If you’re looking for a tablet the whole family can share, then the new7-inch Kindle Fire HD (*Est. $200) deserves a look. Those who are fans of the Kindle Fire already enjoy the Internet access, numerous apps, games and easy access to a wide variety of books and reference materials. However, parental controls are limited with the original KindleFire. The Kindle Fire HD introduces FreeTime, a custom profile that gives parents more control over what their kids can access. FreeTime allows parents to set controls on things such as how much time a child can spend on a specific activity, such as watching videos. You can also set up different FreeTime profiles, something that can come in handy if you have kids of different ages, for example. Profile support also means parents can safely use the Kindle Fire HD for their own movie viewing, gaming or reading once the young ones are safely tucked away in bed. The seven-inch Kindle Fire HD, with 16 GB of memory, starts at $199.00, but the price goes up from there if you want a bigger screen (an 8.9-inch version is also available) or more memory.
Leap Frog’s LeapPad2 (*Est. $100) has a 5-inch touch screen, 550 MHz processor, 4-GB of memory on board and a battery life of about nine hours. It has built-in front and rear cameras so kids can take pictures and videos from any angle. This is a compact and sturdy tablet for younger kids without the worries of online dangers. Kids can play games, read books and complete educational activities on the LeapPad2. There are over 325 apps and cartridges for the device, all specifically aimed at children. It is available in green or pink.

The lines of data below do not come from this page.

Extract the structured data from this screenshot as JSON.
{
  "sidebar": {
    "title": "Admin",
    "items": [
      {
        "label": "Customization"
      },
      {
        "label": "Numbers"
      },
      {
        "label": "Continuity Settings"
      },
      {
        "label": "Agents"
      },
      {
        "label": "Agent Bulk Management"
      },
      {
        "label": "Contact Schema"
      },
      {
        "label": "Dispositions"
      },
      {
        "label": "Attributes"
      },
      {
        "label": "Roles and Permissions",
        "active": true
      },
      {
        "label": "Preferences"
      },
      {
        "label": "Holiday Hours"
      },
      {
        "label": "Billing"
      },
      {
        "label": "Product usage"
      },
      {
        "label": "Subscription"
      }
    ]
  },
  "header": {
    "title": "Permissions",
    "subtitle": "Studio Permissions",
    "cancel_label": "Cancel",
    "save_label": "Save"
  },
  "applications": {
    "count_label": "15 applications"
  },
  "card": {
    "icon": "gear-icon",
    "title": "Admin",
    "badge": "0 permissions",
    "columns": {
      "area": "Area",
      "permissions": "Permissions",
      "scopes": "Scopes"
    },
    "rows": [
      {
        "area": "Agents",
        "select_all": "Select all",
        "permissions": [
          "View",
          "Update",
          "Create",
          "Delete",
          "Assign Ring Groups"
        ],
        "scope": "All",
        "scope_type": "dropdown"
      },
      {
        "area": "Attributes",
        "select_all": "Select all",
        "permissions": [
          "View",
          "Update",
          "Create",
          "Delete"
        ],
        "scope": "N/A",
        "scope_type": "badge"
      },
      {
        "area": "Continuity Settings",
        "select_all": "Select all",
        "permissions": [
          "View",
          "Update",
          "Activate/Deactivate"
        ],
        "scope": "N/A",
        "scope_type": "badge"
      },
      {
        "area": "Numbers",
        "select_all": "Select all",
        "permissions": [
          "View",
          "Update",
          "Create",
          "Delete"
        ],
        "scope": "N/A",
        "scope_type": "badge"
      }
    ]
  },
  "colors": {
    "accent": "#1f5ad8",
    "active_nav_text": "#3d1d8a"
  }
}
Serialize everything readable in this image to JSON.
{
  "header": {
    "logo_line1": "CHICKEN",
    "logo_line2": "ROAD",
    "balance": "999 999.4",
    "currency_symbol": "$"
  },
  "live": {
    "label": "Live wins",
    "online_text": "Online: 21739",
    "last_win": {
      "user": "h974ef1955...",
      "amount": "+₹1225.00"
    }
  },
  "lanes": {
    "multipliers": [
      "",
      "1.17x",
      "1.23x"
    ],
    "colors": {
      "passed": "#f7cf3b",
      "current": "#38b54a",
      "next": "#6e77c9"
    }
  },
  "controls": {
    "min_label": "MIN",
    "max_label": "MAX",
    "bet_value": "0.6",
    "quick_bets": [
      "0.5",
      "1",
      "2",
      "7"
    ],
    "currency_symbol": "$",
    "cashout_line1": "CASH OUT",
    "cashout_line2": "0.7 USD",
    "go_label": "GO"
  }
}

If you’re looking for a tablet that can grow with your child and meet your needs as a parent, the Nabi 2 (*Est. $200) has enough apps and downloads to mature along with your child. It also features a “Mommy Mode” for those times when you want to view something you don’t want your child to access, such as a social networking site. The Nabi2 has controls to prevent children from landing on an inappropriate site or conversing with someone who hasn’t been approved by their parents. One of the more interesting things on the Nabi website is the videos of drop tests between this tablet and other popular contenders, such as the Kindle Fire, iPad and Nook. The Nabi’s 7-inch touch screen surrounded by durable plastic bumpers wins out each time as the most durable tablet. The Nabi 2 has front-facing camera and video, 8 GB of storage (expandable to 32 GB) and 2 GB of cloud storage.
If you want a tablet that your child can use for games and educational activities, then the less expensive VTech InnoTab 2 (*Est. $80) might be a better choice for beginner tablet users. The manufacturer lists the recommended ages for this tablet as three to nine years old. It is available with a sturdy white or pink case that will withstand a few bumps and drops. The tablet also offers a camera, which can take still pictures or videos. It has a 5-inch color touch screen, 2-GB of built-in memory, expandable to up to 32-GB via a SD memory card. It comes with features like an MP3 player, art studio and e-reader. Parents can upload new content to the InnoTab 2, such as games, and can also track children’s progress in educational apps.
There is no longer a need for kids to beg Mom or Dad to use the iPad, because Meep (*Est. $150) will meet all the tablet needs a child might have. This tablet offers some of the most extensive parental controls of any of the kid-friendly tablets. Parents can set time limits, access reports on a child’s activity or set safety controls. Even better, the reports can be accessed from another device without interrupting the child’s time on the Meep. The tablet runs Android 4.0 (Ice Cream Sandwich), which gives it the flexibility to easily access apps and games, though only those from the curated Meep store, not Google play -- typical for these child-oriented tablets. It has a 7-inch touch screen, 4 GB of internal storage, Wi-Fi, and a front facing camera. Available accessories include a microphone, piano, headphones and add-on controllers (such as a joystick) for video gaming.